*Dataset content*:
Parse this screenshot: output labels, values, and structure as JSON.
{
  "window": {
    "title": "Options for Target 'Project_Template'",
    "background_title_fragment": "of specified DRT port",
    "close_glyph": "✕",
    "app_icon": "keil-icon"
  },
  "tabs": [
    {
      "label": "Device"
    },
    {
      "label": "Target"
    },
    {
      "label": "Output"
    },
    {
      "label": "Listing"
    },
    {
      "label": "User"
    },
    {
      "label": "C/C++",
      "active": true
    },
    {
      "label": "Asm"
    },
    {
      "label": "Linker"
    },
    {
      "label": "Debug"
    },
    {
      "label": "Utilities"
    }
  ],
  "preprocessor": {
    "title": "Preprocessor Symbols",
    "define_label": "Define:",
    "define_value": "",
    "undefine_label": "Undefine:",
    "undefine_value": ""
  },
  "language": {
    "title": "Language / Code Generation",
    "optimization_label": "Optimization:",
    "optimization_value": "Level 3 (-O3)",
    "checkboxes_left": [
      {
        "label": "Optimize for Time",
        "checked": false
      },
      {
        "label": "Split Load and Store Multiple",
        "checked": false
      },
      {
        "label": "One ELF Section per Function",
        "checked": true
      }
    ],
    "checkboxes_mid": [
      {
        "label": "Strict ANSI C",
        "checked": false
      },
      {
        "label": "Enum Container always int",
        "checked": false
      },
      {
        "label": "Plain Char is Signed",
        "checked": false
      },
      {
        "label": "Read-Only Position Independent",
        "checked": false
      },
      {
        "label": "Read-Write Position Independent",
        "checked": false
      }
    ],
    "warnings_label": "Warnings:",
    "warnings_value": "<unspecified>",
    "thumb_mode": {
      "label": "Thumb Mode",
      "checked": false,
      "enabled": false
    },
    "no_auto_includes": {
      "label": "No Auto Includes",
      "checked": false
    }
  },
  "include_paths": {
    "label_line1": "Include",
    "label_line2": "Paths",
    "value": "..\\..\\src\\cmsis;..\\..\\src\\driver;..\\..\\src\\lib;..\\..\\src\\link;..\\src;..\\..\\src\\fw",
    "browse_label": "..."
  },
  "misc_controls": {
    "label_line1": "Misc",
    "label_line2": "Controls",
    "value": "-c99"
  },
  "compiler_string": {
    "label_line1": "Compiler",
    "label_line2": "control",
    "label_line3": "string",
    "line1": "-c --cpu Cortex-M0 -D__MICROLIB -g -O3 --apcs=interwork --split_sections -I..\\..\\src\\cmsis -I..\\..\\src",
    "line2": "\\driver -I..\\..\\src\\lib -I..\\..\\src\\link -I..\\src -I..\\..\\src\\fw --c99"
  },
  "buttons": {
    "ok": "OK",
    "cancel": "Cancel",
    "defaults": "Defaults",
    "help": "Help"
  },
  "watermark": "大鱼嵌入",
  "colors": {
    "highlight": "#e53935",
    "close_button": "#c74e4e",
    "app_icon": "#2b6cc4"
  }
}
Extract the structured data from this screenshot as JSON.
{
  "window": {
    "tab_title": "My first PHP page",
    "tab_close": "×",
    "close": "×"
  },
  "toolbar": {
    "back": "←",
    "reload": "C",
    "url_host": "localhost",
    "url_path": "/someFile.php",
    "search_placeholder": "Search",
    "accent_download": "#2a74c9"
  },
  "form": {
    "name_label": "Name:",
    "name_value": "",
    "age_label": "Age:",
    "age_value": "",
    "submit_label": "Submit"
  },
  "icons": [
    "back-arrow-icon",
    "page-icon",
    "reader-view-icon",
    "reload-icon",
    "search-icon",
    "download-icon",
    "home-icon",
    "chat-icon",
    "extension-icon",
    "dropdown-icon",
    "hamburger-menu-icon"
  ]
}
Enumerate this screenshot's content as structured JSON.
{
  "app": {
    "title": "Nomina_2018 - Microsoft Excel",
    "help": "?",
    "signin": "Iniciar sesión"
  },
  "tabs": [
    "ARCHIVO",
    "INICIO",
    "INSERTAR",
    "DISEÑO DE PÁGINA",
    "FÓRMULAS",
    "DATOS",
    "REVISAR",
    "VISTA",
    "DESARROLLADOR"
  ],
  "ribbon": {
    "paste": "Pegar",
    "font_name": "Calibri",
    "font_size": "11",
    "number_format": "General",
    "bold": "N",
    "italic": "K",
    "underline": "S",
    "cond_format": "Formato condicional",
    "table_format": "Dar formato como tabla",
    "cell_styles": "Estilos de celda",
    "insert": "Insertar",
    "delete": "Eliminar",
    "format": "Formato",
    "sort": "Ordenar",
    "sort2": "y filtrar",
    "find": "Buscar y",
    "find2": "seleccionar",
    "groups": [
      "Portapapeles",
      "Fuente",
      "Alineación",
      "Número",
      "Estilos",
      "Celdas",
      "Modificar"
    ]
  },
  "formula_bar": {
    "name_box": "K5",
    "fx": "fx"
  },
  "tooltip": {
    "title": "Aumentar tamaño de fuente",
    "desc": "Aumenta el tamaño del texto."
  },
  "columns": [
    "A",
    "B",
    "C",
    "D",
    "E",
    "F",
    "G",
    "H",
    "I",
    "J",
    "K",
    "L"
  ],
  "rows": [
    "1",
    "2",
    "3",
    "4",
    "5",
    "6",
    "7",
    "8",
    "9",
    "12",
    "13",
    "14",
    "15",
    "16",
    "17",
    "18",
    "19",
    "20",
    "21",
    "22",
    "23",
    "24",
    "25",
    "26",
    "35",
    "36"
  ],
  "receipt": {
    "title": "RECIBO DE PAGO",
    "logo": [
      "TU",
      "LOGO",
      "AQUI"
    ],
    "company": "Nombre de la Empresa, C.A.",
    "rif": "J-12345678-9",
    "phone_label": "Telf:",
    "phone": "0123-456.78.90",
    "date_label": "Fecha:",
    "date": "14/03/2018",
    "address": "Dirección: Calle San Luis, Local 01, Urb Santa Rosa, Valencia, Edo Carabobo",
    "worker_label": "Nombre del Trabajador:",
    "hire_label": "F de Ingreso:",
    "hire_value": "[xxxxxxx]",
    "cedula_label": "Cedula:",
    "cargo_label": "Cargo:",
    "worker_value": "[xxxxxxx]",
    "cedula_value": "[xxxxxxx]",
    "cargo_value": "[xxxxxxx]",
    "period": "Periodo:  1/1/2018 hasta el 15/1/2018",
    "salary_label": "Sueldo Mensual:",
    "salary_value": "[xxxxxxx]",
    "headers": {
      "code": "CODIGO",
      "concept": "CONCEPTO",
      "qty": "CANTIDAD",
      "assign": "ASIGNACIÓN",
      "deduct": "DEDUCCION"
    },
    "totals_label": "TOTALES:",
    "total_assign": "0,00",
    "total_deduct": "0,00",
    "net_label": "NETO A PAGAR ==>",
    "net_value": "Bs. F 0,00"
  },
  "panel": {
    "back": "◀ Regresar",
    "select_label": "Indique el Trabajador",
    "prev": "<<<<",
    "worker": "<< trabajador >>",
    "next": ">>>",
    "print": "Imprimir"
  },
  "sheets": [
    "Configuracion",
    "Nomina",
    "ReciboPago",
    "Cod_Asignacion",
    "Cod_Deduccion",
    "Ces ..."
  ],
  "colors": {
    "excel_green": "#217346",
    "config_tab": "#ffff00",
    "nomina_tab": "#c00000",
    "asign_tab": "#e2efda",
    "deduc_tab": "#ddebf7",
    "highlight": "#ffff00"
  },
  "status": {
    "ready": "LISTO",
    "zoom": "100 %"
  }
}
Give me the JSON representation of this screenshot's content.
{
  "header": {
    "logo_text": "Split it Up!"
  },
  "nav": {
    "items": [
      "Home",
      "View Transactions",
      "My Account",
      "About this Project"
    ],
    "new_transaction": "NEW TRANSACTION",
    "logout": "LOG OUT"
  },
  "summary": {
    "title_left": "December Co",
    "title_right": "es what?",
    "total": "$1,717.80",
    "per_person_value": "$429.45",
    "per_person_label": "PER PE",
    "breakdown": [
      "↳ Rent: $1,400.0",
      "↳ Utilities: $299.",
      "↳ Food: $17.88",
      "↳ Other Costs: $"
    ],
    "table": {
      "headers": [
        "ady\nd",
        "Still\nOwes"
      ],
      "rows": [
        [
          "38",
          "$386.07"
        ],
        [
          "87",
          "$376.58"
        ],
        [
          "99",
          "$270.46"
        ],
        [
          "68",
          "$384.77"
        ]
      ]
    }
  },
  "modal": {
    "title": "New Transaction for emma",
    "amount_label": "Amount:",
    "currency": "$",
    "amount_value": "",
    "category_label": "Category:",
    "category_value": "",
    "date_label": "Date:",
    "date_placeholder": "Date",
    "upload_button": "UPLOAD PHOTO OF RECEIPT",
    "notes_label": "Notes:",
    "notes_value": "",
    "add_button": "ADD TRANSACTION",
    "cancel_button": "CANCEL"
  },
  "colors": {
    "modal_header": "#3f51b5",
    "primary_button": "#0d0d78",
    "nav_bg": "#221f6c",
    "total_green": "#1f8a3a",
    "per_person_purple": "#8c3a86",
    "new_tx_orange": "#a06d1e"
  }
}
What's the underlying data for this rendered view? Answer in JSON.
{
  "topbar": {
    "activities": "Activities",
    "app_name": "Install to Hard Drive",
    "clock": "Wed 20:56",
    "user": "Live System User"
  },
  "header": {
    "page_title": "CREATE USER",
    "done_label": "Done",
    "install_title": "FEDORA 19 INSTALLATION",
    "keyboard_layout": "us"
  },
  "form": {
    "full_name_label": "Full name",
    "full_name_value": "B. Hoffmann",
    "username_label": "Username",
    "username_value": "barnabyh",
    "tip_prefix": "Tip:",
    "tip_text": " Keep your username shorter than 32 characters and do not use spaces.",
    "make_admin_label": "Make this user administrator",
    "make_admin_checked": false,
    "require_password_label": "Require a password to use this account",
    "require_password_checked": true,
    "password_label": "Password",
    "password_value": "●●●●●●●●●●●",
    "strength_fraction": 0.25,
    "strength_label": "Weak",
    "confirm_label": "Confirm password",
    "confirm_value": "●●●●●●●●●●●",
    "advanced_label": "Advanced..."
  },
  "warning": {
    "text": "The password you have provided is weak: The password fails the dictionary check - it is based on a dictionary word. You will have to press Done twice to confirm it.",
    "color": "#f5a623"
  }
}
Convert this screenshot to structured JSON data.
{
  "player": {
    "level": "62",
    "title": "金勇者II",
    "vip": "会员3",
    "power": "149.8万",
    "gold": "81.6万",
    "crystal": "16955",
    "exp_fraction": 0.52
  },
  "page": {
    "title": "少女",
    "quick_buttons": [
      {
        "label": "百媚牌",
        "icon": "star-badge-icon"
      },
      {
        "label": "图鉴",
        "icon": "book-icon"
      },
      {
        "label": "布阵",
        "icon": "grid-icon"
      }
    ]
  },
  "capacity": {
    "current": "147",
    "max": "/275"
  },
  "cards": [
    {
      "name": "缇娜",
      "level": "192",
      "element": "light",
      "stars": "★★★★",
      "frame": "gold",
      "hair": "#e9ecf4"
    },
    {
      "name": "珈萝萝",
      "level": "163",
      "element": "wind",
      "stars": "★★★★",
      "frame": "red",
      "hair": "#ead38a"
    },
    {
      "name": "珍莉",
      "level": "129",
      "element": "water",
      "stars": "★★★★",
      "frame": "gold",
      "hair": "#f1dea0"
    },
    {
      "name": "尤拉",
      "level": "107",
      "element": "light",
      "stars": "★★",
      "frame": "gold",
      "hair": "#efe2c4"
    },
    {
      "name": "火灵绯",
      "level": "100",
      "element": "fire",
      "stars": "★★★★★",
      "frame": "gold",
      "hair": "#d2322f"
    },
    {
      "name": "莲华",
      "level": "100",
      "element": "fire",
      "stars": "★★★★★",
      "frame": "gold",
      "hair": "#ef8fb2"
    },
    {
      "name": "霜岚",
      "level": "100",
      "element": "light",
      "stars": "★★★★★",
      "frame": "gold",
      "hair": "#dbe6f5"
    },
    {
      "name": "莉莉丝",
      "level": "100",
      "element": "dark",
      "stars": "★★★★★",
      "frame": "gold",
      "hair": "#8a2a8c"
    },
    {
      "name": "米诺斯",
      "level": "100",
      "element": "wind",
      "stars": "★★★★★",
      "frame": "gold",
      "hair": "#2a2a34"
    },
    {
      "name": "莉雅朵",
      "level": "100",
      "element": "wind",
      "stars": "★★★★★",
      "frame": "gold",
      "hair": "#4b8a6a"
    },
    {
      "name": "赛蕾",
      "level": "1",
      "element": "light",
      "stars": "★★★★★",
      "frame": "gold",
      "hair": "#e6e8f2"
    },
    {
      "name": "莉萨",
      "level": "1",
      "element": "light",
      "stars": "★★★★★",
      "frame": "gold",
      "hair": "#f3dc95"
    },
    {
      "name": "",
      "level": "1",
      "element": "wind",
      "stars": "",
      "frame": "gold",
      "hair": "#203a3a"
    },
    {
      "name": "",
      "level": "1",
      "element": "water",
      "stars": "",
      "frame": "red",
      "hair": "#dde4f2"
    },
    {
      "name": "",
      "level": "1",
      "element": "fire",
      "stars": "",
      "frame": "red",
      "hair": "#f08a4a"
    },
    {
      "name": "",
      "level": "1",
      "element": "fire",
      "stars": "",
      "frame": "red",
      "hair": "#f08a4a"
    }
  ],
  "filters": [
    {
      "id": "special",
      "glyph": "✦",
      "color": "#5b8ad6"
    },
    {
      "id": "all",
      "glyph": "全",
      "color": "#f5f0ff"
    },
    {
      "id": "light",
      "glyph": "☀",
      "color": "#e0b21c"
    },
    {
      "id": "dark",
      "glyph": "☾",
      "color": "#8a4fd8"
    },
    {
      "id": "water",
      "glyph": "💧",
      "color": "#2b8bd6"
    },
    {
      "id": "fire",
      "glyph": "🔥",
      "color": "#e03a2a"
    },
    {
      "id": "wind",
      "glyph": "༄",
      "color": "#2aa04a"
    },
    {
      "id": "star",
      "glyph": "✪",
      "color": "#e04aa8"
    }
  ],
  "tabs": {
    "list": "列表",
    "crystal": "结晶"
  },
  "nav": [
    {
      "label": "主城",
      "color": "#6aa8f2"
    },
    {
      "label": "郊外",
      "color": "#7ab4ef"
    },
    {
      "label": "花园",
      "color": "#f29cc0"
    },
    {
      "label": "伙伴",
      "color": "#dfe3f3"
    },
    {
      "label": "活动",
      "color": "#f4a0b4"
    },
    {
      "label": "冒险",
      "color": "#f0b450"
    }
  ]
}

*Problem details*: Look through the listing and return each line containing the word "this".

*Output of the exercise*:
Parse this screenshot: output labels, values, and structure as JSON.
Extract the structured data from this screenshot as JSON.
Enumerate this screenshot's content as structured JSON.
Give me the JSON representation of this screenshot's content.
      "About this Project"
What's the underlying data for this rendered view? Answer in JSON.
    "make_admin_label": "Make this user administrator",
    "require_password_label": "Require a password to use this account",
Convert this screenshot to structured JSON data.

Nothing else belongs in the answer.